Segment Open

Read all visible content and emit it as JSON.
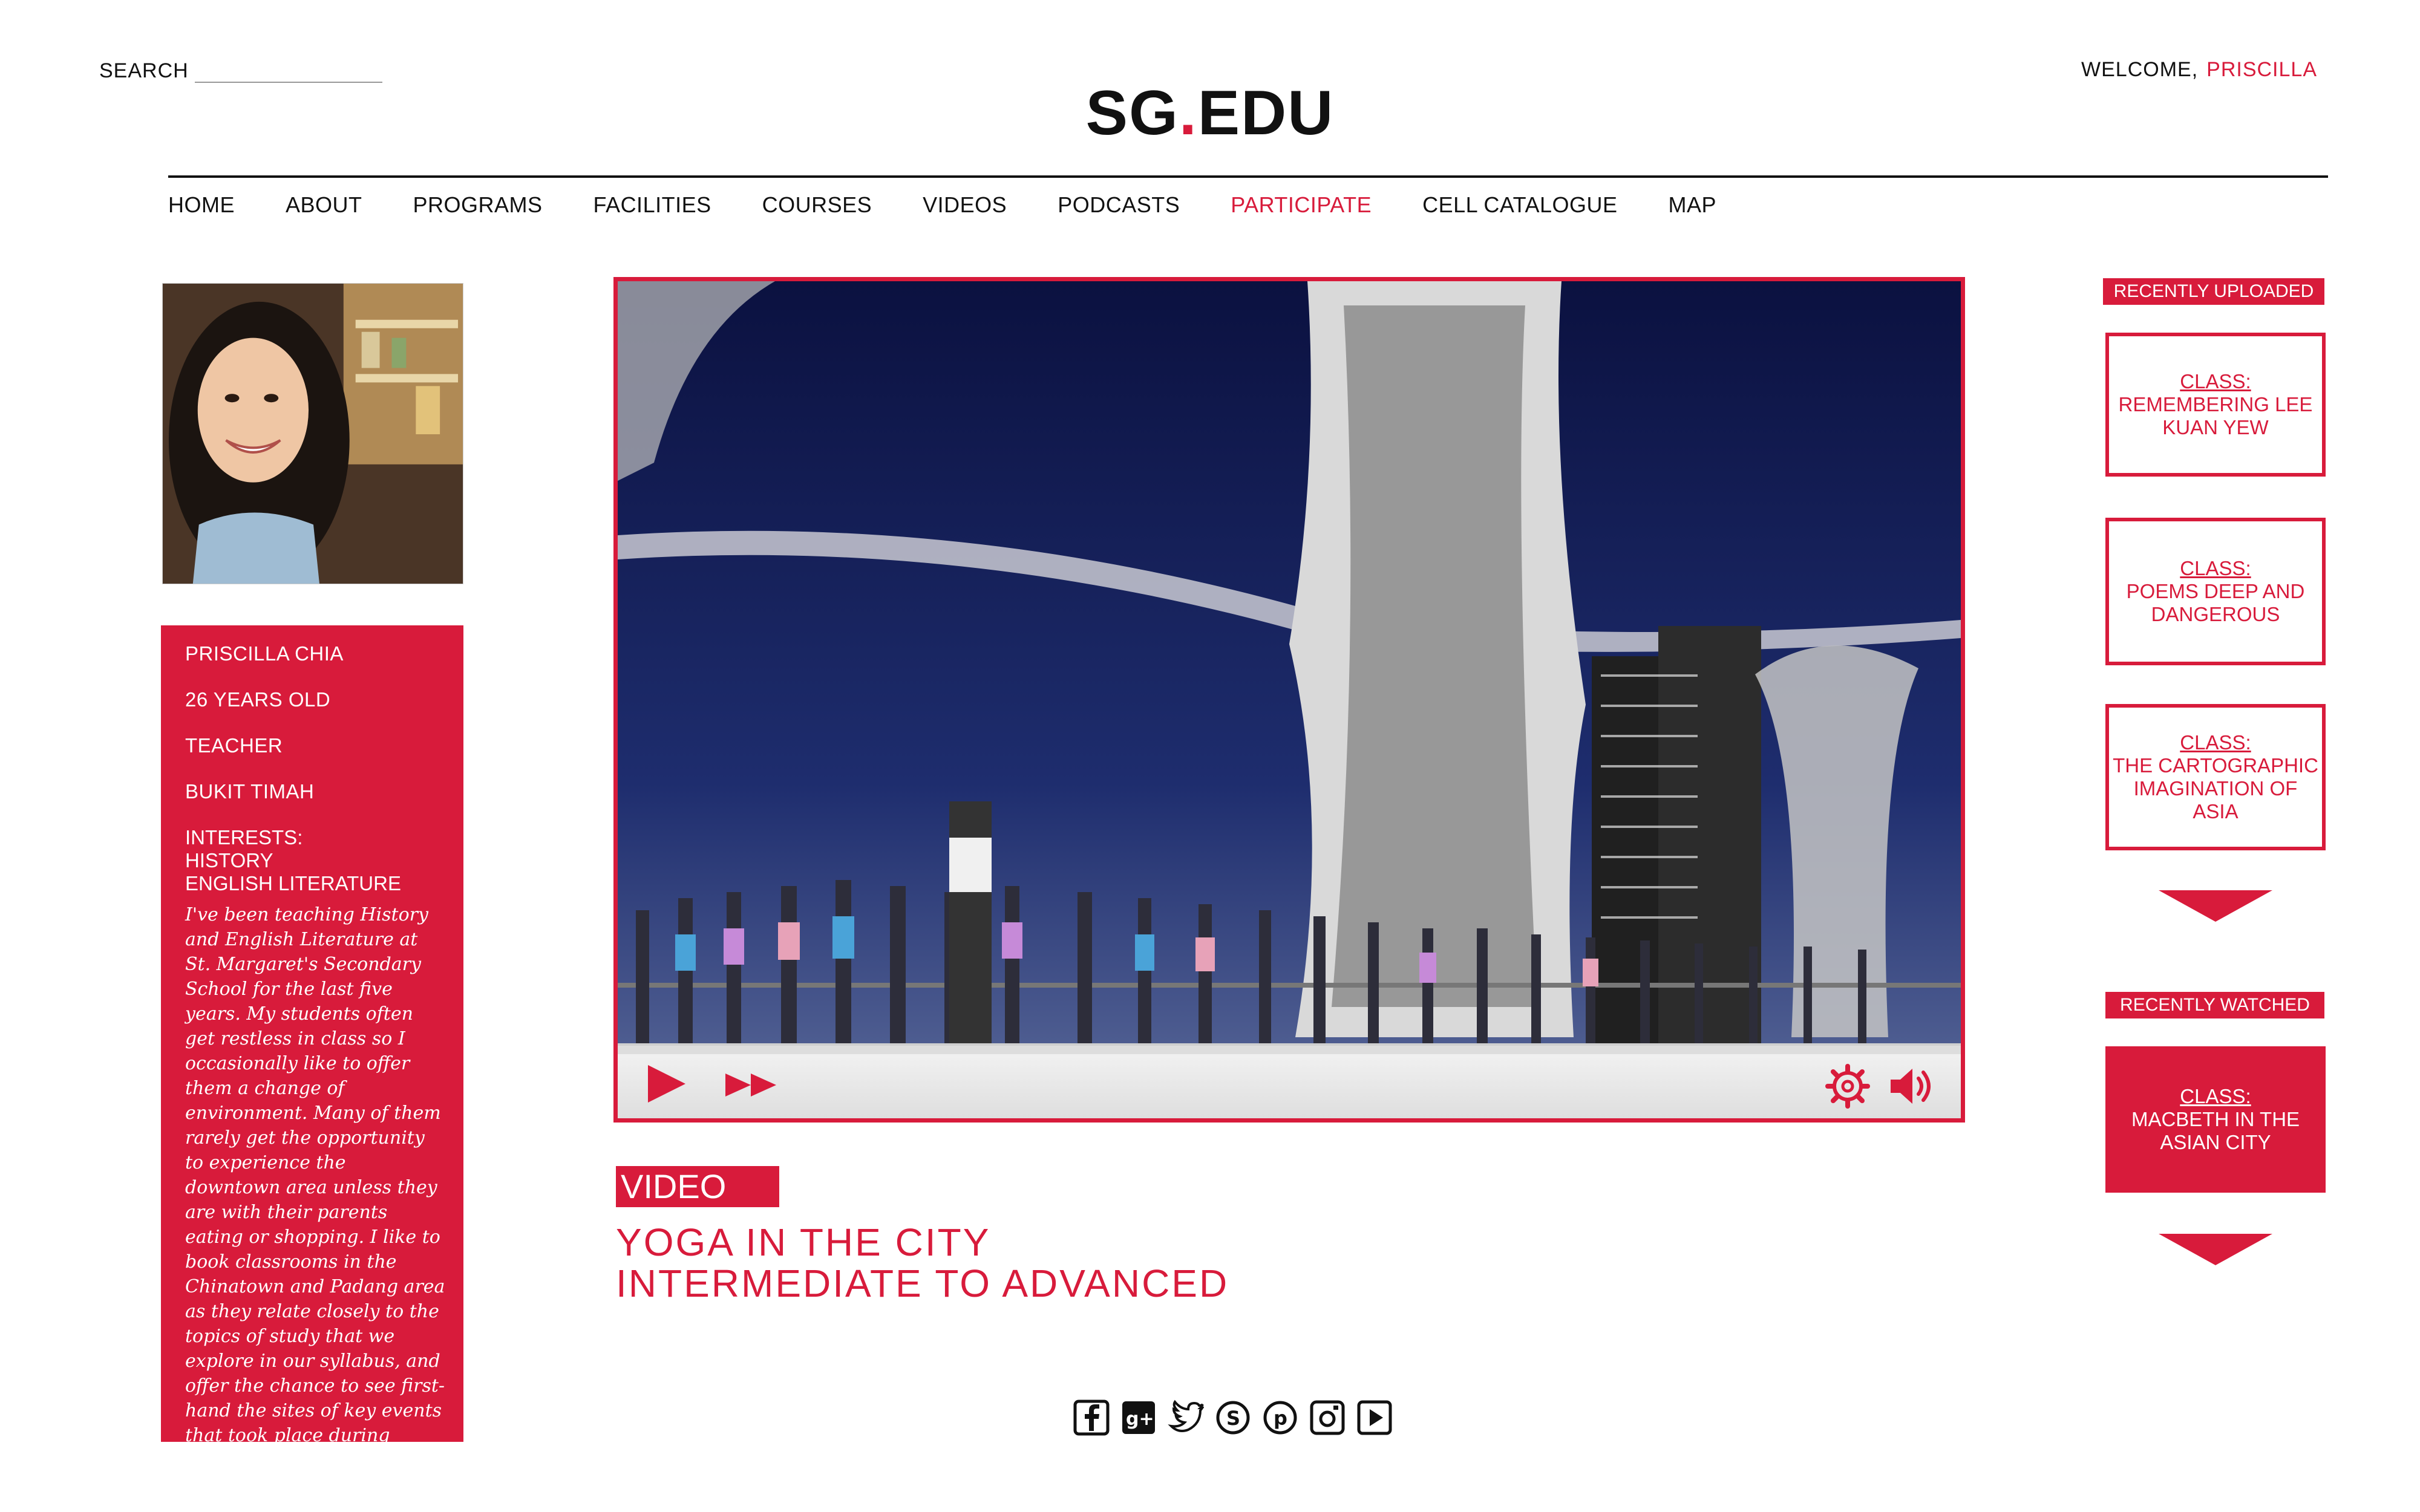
{
  "header": {
    "search_label": "SEARCH",
    "search_value": "",
    "logo_left": "SG",
    "logo_dot": ".",
    "logo_right": "EDU",
    "welcome_label": "WELCOME,",
    "welcome_name": "PRISCILLA"
  },
  "nav": {
    "items": [
      "HOME",
      "ABOUT",
      "PROGRAMS",
      "FACILITIES",
      "COURSES",
      "VIDEOS",
      "PODCASTS",
      "PARTICIPATE",
      "CELL CATALOGUE",
      "MAP"
    ],
    "active": "PARTICIPATE"
  },
  "profile": {
    "name": "PRISCILLA CHIA",
    "age": "26 YEARS OLD",
    "job": "TEACHER",
    "location": "BUKIT TIMAH",
    "interests_label": "INTERESTS:",
    "interest_1": "HISTORY",
    "interest_2": "ENGLISH LITERATURE",
    "bio": "I've been teaching History and English Literature at St. Margaret's Secondary School for the last five years. My students often get restless in class so I occasionally like to offer them a change of environment. Many of them rarely get the opportunity to experience the downtown area unless they are with their parents eating or shopping. I like to book classrooms in the Chinatown and Padang area as they relate closely to the topics of study that we explore in our syllabus, and offer the chance to see first-hand the sites of key events that took place during Singapore's growing years."
  },
  "video": {
    "badge": "VIDEO",
    "title_line1": "YOGA IN THE CITY",
    "title_line2": "INTERMEDIATE TO ADVANCED",
    "progress": 0
  },
  "recently_uploaded": {
    "heading": "RECENTLY UPLOADED",
    "items": [
      {
        "label": "CLASS:",
        "title": "REMEMBERING LEE KUAN YEW"
      },
      {
        "label": "CLASS:",
        "title": "POEMS DEEP AND DANGEROUS"
      },
      {
        "label": "CLASS:",
        "title": "THE CARTOGRAPHIC IMAGINATION OF ASIA"
      }
    ]
  },
  "recently_watched": {
    "heading": "RECENTLY WATCHED",
    "items": [
      {
        "label": "CLASS:",
        "title": "MACBETH IN THE ASIAN CITY"
      }
    ]
  },
  "social": [
    "facebook-icon",
    "google-plus-icon",
    "twitter-icon",
    "skype-icon",
    "pinterest-icon",
    "instagram-icon",
    "youtube-icon"
  ],
  "colors": {
    "accent": "#d81b3b",
    "text": "#111111",
    "background": "#ffffff"
  }
}
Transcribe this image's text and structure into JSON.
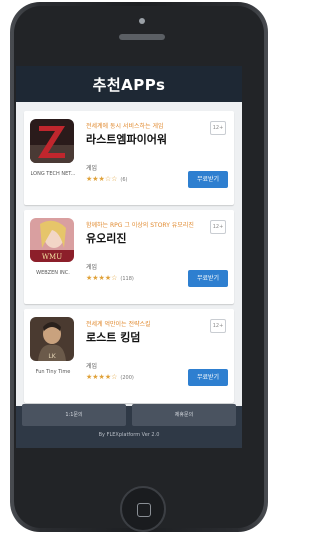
{
  "header": {
    "title": "추천APPs"
  },
  "apps": [
    {
      "subtitle": "전세계에 동시 서비스하는 게임",
      "title": "라스트엠파이어워",
      "developer": "LONG TECH NET...",
      "age": "12+",
      "category": "게임",
      "stars": "★★★☆☆",
      "rating_count": "(6)",
      "download_label": "무료받기",
      "icon_name": "last-empire-war-icon",
      "colors": {
        "bg": "#2a1b1b",
        "accent": "#c0262d"
      }
    },
    {
      "subtitle": "함께하는 RPG 그 이상의 STORY 유모리진",
      "title": "유오리진",
      "developer": "WEBZEN INC.",
      "age": "12+",
      "category": "게임",
      "stars": "★★★★☆",
      "rating_count": "(118)",
      "download_label": "무료받기",
      "icon_name": "mu-origin-icon",
      "colors": {
        "bg": "#d99fa0",
        "accent": "#8c1f2a"
      }
    },
    {
      "subtitle": "전세계 억만이는 전략스킬",
      "title": "로스트 킹덤",
      "developer": "Fun Tiny Time",
      "age": "12+",
      "category": "게임",
      "stars": "★★★★☆",
      "rating_count": "(200)",
      "download_label": "무료받기",
      "icon_name": "lost-kingdom-icon",
      "colors": {
        "bg": "#4a3a30",
        "accent": "#b07a4a"
      }
    }
  ],
  "footer": {
    "left_button": "1:1문의",
    "right_button": "제휴문의",
    "version": "By FLEXplatform Ver 2.0"
  },
  "colors": {
    "header_bg": "#1e2834",
    "download_button": "#2e7fd0",
    "subtitle": "#e0892e"
  }
}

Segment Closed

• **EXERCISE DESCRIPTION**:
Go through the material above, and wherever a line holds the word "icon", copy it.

• **RESPONSE TO THE TASK**:
    "facebook-icon",
    "google-plus-icon",
    "twitter-icon",
    "skype-icon",
    "pinterest-icon",
    "instagram-icon",
    "youtube-icon"
      "icon_name": "last-empire-war-icon",
      "icon_name": "mu-origin-icon",
      "icon_name": "lost-kingdom-icon",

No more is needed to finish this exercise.